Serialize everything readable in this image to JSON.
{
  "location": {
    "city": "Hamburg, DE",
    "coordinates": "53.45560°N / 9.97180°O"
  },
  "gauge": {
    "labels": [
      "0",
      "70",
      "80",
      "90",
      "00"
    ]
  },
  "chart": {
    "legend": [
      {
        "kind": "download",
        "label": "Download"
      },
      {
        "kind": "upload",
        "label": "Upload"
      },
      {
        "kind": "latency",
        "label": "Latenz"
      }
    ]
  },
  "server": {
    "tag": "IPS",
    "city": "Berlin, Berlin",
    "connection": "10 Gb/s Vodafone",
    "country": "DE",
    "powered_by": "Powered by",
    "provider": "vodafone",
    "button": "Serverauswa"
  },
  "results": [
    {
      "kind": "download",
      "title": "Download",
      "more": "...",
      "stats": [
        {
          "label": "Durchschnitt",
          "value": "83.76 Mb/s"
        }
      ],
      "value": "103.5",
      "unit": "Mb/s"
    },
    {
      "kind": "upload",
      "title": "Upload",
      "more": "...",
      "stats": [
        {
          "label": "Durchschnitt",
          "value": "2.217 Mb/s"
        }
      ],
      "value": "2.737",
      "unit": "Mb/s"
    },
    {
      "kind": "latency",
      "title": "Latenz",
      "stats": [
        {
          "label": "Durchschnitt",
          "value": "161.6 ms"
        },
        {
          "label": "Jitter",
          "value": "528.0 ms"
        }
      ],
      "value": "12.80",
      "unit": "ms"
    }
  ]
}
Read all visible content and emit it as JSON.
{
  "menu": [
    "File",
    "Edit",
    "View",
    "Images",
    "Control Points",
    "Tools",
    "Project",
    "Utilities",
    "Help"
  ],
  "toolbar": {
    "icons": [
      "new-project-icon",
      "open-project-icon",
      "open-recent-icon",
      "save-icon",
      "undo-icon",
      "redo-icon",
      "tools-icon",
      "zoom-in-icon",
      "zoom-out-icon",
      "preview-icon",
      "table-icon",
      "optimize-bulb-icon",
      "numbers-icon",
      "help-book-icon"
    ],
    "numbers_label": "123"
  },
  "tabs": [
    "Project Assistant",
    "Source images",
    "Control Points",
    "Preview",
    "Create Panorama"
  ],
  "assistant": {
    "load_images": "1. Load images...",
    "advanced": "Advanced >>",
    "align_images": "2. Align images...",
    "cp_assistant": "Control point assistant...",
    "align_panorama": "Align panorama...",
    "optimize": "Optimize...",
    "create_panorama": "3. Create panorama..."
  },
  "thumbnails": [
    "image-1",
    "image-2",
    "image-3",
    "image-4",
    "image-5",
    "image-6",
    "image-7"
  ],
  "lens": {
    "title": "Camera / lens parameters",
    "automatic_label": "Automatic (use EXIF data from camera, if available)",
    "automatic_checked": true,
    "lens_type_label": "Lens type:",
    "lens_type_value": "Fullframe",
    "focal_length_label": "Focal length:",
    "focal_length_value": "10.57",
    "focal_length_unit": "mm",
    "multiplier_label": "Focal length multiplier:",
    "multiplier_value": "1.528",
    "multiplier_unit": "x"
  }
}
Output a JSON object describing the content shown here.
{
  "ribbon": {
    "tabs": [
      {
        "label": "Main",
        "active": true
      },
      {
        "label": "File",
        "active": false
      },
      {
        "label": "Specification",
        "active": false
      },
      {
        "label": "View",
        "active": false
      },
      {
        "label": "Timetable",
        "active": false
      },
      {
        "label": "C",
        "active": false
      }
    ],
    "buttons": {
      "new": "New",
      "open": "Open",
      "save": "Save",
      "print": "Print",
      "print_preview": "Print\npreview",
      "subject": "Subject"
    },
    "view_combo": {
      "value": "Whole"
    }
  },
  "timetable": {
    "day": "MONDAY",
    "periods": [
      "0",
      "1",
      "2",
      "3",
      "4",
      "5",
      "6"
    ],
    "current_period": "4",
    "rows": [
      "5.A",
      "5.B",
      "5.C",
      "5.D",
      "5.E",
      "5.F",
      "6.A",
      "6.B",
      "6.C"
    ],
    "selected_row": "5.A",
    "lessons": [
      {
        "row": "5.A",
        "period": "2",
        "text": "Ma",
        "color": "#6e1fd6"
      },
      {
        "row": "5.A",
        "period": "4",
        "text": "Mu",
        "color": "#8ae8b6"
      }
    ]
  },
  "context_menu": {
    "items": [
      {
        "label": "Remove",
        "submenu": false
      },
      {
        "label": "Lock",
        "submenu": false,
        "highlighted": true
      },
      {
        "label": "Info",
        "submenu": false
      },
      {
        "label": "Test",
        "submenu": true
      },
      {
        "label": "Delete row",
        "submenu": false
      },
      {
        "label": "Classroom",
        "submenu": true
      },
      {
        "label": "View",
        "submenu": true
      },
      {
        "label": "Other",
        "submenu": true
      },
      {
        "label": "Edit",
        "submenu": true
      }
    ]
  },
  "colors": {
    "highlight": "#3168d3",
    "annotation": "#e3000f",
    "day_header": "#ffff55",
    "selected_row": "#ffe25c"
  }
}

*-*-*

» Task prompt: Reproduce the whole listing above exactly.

» Completed task:
Serialize everything readable in this image to JSON.
{
  "location": {
    "city": "Hamburg, DE",
    "coordinates": "53.45560°N / 9.97180°O"
  },
  "gauge": {
    "labels": [
      "0",
      "70",
      "80",
      "90",
      "00"
    ]
  },
  "chart": {
    "legend": [
      {
        "kind": "download",
        "label": "Download"
      },
      {
        "kind": "upload",
        "label": "Upload"
      },
      {
        "kind": "latency",
        "label": "Latenz"
      }
    ]
  },
  "server": {
    "tag": "IPS",
    "city": "Berlin, Berlin",
    "connection": "10 Gb/s Vodafone",
    "country": "DE",
    "powered_by": "Powered by",
    "provider": "vodafone",
    "button": "Serverauswa"
  },
  "results": [
    {
      "kind": "download",
      "title": "Download",
      "more": "...",
      "stats": [
        {
          "label": "Durchschnitt",
          "value": "83.76 Mb/s"
        }
      ],
      "value": "103.5",
      "unit": "Mb/s"
    },
    {
      "kind": "upload",
      "title": "Upload",
      "more": "...",
      "stats": [
        {
          "label": "Durchschnitt",
          "value": "2.217 Mb/s"
        }
      ],
      "value": "2.737",
      "unit": "Mb/s"
    },
    {
      "kind": "latency",
      "title": "Latenz",
      "stats": [
        {
          "label": "Durchschnitt",
          "value": "161.6 ms"
        },
        {
          "label": "Jitter",
          "value": "528.0 ms"
        }
      ],
      "value": "12.80",
      "unit": "ms"
    }
  ]
}
Read all visible content and emit it as JSON.
{
  "menu": [
    "File",
    "Edit",
    "View",
    "Images",
    "Control Points",
    "Tools",
    "Project",
    "Utilities",
    "Help"
  ],
  "toolbar": {
    "icons": [
      "new-project-icon",
      "open-project-icon",
      "open-recent-icon",
      "save-icon",
      "undo-icon",
      "redo-icon",
      "tools-icon",
      "zoom-in-icon",
      "zoom-out-icon",
      "preview-icon",
      "table-icon",
      "optimize-bulb-icon",
      "numbers-icon",
      "help-book-icon"
    ],
    "numbers_label": "123"
  },
  "tabs": [
    "Project Assistant",
    "Source images",
    "Control Points",
    "Preview",
    "Create Panorama"
  ],
  "assistant": {
    "load_images": "1. Load images...",
    "advanced": "Advanced >>",
    "align_images": "2. Align images...",
    "cp_assistant": "Control point assistant...",
    "align_panorama": "Align panorama...",
    "optimize": "Optimize...",
    "create_panorama": "3. Create panorama..."
  },
  "thumbnails": [
    "image-1",
    "image-2",
    "image-3",
    "image-4",
    "image-5",
    "image-6",
    "image-7"
  ],
  "lens": {
    "title": "Camera / lens parameters",
    "automatic_label": "Automatic (use EXIF data from camera, if available)",
    "automatic_checked": true,
    "lens_type_label": "Lens type:",
    "lens_type_value": "Fullframe",
    "focal_length_label": "Focal length:",
    "focal_length_value": "10.57",
    "focal_length_unit": "mm",
    "multiplier_label": "Focal length multiplier:",
    "multiplier_value": "1.528",
    "multiplier_unit": "x"
  }
}
Output a JSON object describing the content shown here.
{
  "ribbon": {
    "tabs": [
      {
        "label": "Main",
        "active": true
      },
      {
        "label": "File",
        "active": false
      },
      {
        "label": "Specification",
        "active": false
      },
      {
        "label": "View",
        "active": false
      },
      {
        "label": "Timetable",
        "active": false
      },
      {
        "label": "C",
        "active": false
      }
    ],
    "buttons": {
      "new": "New",
      "open": "Open",
      "save": "Save",
      "print": "Print",
      "print_preview": "Print\npreview",
      "subject": "Subject"
    },
    "view_combo": {
      "value": "Whole"
    }
  },
  "timetable": {
    "day": "MONDAY",
    "periods": [
      "0",
      "1",
      "2",
      "3",
      "4",
      "5",
      "6"
    ],
    "current_period": "4",
    "rows": [
      "5.A",
      "5.B",
      "5.C",
      "5.D",
      "5.E",
      "5.F",
      "6.A",
      "6.B",
      "6.C"
    ],
    "selected_row": "5.A",
    "lessons": [
      {
        "row": "5.A",
        "period": "2",
        "text": "Ma",
        "color": "#6e1fd6"
      },
      {
        "row": "5.A",
        "period": "4",
        "text": "Mu",
        "color": "#8ae8b6"
      }
    ]
  },
  "context_menu": {
    "items": [
      {
        "label": "Remove",
        "submenu": false
      },
      {
        "label": "Lock",
        "submenu": false,
        "highlighted": true
      },
      {
        "label": "Info",
        "submenu": false
      },
      {
        "label": "Test",
        "submenu": true
      },
      {
        "label": "Delete row",
        "submenu": false
      },
      {
        "label": "Classroom",
        "submenu": true
      },
      {
        "label": "View",
        "submenu": true
      },
      {
        "label": "Other",
        "submenu": true
      },
      {
        "label": "Edit",
        "submenu": true
      }
    ]
  },
  "colors": {
    "highlight": "#3168d3",
    "annotation": "#e3000f",
    "day_header": "#ffff55",
    "selected_row": "#ffe25c"
  }
}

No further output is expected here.